2004 saw the worm start to turn a little bit. The Kerry/Edwards camp very nearly carried the state. I am convinced that had their not been a constitutional amendment on the ballot regarding gay marriage to drive Republican turnout to the polls, that Kerry would have won. However, Sen. George Voinovich was easily re-elected, carrying all 88 counties against State Sen. Eric Fingerhut.

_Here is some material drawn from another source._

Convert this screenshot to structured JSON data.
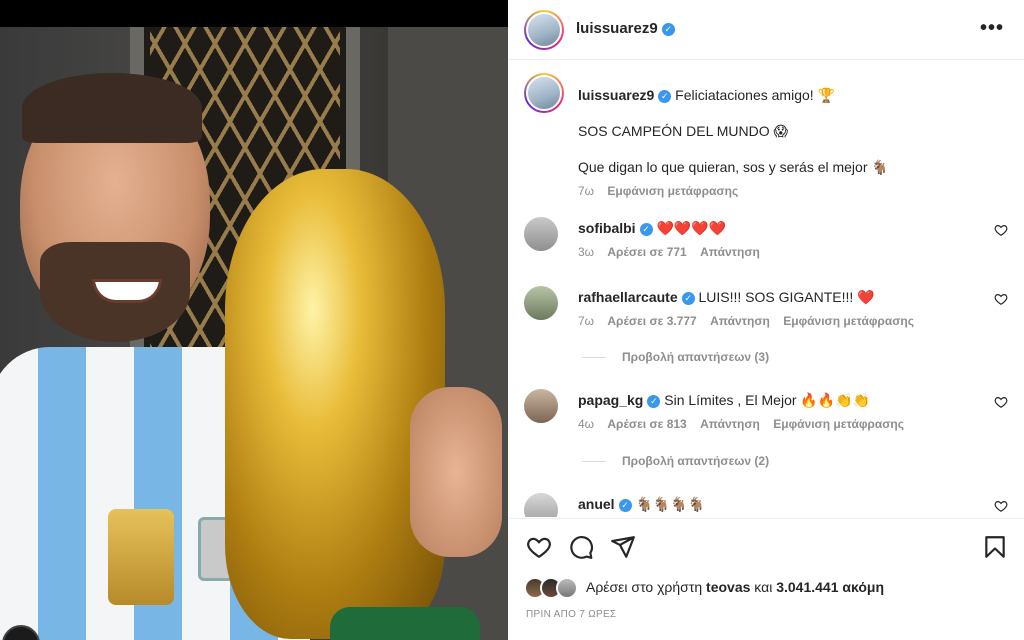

So, considering this recent history, it is quite an accomplishment to be able to say that we have a Democratic governor, Ted Strickland. A Democratic Secretary of State, Jennifer Brunner. A Democratic Treasurer of State, Richard Cordray. A Democratic Attorney General, Marc Dann. And, elected to Howard Metzenbaum's old seat in the U.S. Senate, Democratic congressman Sherrod Brown. Meanwhile, Democrats were able to pick up the congressional seat of the disgraced Rep. Bob Ney, with Zack Space's election. Meanwhile, Democrats also narrowed the Republican margin of control to 53-46 in the Ohio House, and 21-12 in the Ohio Senate. There were also several close calls at both the General Assembly and congressional level where a little bit better fundraising might have seen the Democratic candidate win.

Heading into 2008, we can look forward to a rebuilt Ohio Democratic Party under the tutelige of State Rep. Chris Redfern with Gov. Strickland and Sen. Brown able to assist candidate at all levels with fundraising. In addition to defending Rep. Space's seat, we can also build on the very close races in the 2nd and 15th congressional districts, as well as numerous State Rep. and State Senate seats where the Republican incumbent is term-limited out. And, we have a much better organized party to help a Democrat win Ohio's 20 electoral votes in the 2008 race for the White House.

My, how far we've come.


AberrantEquation said...

Assuming your logic is true...

I would argue that we still have no clue where we are.

We had a few really good candidates (e.g. Strickland)- but we always have good/better candidates- what made this year different?

Nick D said...

We haven't always had good candidates. In fact in 94, 98 and 02 we had horrible candidates. Mary Boyle? Rob Burch? Bryan Flannery? I refer you to my October 05 blog posting "A transformation in progress"